Originally published September 27 2013
Top superfoods for boosting energy
by PF Louis
(NaturalNews) Superfoods supply lots of nutrients that may often not be available from crops grown in mineral depleted soils that are common with our monoculture agriculture. They also supply more nutrients and/or antioxidants with less bulk and fewer calories.
Superfoods also tend to have high antioxidant ORAC (oxygen radical absorption capacity) values. In other words, they have more nutritional punch per ounce and calorie than other foods.
Here are five superfood groups that subdivide into specific items from which you can choose.
Green superfoods: Algae superfoods such a blue-green algae, spirulina, and chlorella bypass the depleted mineral soil issues because they are primitive simple cell foods cultivated in water that were the earth's first foods. Their high nutritional value is extremely compact.
Wheat grass is sprouted, making it more veggie than grain, eliminating gluten issues. Barley grass was added to a "cancer diet" by Dr. Lorraine Day to cure her breast cancer. All these greens come in powders or tablets.
Powders are the most economical, but they pose a taste challenge. Creating smoothies or simply using whole limes or lemons in water mixed with those powders work well.
Bee superfoods: Since ancient times, bees were cultivated for their honey and other products they generate. They offer compact nutritional energy. Honey should be raw and ideally locally produced. Avoid those little plastic bear pasteurized honeys.
Bee pollen is used by many for energy. It comes as granules formed from bee pollen. Make sure the source is organic.
Bee propolis is what bees use to coat their hive walls for protection against diseases, and it can work that way with humans who consume it.
Royal jelly is the queen bee's food. It requires only the tiniest amount to yield high nutritional energy results.
Seaweeds: Seaweeds offer a very high concentration of nutrients with very few calories. They benefit the thyroid more than other foods. They are usually wild harvested and sun dried.
They can be used in soups, with noodles, other vegetables and as a garnish for Tempeh burgers. Tempeh is fermented soy, which makes that soy digestible and safe for human consumption.
Different seaweed offerings include arame, nori (used for sushi), kombu, kelp, dulce, and wakame. You'll have to research or experiment with recipes on your own after you sample some to determine what suits your taste.
Herbs: Cinnamon's disease preventative and curative values are being continually discovered. Great for blood sugar issues. Ginseng is well established as a potent energizer and anti-aging herb. Echinacea helps the immune system resist flus and colds.
Aloe vera has a variety of healthy applications. It's great for skin issues and healing minor burns.

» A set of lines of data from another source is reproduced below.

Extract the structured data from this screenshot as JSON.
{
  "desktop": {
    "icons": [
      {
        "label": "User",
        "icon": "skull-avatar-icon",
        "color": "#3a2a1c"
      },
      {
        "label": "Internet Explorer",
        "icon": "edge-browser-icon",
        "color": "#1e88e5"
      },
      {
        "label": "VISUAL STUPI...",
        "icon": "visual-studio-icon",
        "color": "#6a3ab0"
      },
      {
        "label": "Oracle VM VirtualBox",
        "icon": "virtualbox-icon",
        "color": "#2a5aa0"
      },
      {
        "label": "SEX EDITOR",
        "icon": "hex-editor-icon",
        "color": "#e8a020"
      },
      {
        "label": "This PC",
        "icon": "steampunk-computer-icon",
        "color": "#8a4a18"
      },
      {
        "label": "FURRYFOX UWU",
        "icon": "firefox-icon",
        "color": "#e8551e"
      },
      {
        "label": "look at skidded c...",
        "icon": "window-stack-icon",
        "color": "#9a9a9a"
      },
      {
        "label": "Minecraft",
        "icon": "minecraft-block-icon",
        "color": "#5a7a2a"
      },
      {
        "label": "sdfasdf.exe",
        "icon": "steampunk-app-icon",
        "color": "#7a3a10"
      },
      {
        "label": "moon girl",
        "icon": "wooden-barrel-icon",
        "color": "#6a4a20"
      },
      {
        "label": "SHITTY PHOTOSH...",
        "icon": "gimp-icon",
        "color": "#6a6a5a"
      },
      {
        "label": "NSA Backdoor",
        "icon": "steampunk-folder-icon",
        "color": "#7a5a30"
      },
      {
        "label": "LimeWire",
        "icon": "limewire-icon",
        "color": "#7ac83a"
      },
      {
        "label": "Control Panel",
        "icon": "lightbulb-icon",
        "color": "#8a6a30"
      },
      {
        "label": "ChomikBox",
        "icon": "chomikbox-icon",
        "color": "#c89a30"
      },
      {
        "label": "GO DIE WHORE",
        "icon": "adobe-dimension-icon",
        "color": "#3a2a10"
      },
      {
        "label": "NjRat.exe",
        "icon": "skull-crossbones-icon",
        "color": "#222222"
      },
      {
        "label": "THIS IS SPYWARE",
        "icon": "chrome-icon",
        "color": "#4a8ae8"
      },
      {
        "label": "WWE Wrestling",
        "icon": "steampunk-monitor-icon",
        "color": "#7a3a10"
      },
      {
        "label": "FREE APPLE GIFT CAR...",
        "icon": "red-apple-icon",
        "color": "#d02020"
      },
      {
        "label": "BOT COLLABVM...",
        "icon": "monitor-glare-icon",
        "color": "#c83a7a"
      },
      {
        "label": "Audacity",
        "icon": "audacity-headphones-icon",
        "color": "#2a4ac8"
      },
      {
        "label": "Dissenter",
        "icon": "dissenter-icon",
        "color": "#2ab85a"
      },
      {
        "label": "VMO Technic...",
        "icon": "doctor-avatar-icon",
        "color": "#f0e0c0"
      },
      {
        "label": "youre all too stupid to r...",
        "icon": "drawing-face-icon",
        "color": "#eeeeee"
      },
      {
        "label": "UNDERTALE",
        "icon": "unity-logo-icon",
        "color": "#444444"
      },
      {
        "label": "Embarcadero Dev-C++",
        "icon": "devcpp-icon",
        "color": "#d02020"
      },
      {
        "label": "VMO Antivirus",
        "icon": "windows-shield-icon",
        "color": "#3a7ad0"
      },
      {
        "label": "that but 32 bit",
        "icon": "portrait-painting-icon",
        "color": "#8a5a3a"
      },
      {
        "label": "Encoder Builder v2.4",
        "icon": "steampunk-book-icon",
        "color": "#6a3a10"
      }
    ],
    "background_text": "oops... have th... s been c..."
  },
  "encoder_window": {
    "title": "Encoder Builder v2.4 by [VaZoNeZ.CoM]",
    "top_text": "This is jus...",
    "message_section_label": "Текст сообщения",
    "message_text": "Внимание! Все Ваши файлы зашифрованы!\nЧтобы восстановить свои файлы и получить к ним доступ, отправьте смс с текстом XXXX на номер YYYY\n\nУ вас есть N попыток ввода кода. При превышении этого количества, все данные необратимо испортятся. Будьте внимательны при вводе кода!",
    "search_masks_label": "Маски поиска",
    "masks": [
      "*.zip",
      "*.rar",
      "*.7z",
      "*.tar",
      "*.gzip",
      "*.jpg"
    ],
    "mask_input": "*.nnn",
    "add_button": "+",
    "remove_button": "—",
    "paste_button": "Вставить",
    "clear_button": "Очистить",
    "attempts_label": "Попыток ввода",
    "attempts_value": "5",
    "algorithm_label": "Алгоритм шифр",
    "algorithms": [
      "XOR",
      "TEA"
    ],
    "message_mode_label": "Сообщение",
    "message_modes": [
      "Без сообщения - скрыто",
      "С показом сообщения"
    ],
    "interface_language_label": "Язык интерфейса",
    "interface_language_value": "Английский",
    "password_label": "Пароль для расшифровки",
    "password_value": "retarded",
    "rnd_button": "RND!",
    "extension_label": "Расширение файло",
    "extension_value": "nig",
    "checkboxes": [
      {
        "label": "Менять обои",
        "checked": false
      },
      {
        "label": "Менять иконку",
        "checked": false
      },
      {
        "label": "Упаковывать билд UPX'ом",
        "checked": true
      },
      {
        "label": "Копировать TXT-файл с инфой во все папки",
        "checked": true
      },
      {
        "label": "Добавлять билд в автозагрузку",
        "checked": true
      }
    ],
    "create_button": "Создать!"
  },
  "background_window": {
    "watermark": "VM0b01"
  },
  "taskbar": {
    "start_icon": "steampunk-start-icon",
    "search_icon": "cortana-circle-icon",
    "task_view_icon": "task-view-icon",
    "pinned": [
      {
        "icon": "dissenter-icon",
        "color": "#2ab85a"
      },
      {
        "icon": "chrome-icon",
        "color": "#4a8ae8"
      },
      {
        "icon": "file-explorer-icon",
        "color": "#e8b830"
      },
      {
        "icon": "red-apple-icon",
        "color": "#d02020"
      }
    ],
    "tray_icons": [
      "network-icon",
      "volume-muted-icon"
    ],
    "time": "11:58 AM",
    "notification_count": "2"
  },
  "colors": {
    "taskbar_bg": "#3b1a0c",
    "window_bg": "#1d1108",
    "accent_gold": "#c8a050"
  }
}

Aloe vera offers the most health boosting nutrition as a raw whole leaf juice.
It has even been used successfully, with large quantities, for pneumonia, AIDS and cancer patients. (http://www.naturalnews.com/034738_aloe_vera_cancer_AIDS.html)
Miscellaneous: Cacao has an incredibly high ORAC value, more than almost any other food. It is the unsweetened essence of pure chocolate. Cacao nibs can be used as toppings or mixed with hot beverages.
The darkest forms of chocolate candies with low or no sugar retain much of cacao's ORAC value. Avoid milk chocolates.
Goji berries can be purchased as tasty dried fruits that can be eaten by the handful. They offer lots of nutrition in small amounts with very few calories. They are usually promoted for increasing energy levels.
Coconut milk has been getting notoriety as the sport drink of choice. A bit pricey, but great for rejuvenating electrolytes naturally after intense workouts.
You can shop online at the NaturalNews Health Store for most if not all of the items mentioned in this article. (http://www.naturalnews.com/NN-Store-Renovation.html)
Sources for this article include:
All content posted on this site is commentary or opinion and is protected under Free Speech. Truth Publishing LLC takes sole responsibility for all content. Truth Publishing sells no hard products and earns no money from the recommendation of products. NaturalNews.com is presented for educational and commentary purposes only and should not be construed as professional advice from any licensed practitioner. Truth Publishing assumes no responsibility for the use or misuse of this material. For the full terms of usage of this material, visit www.NaturalNews.com/terms.shtml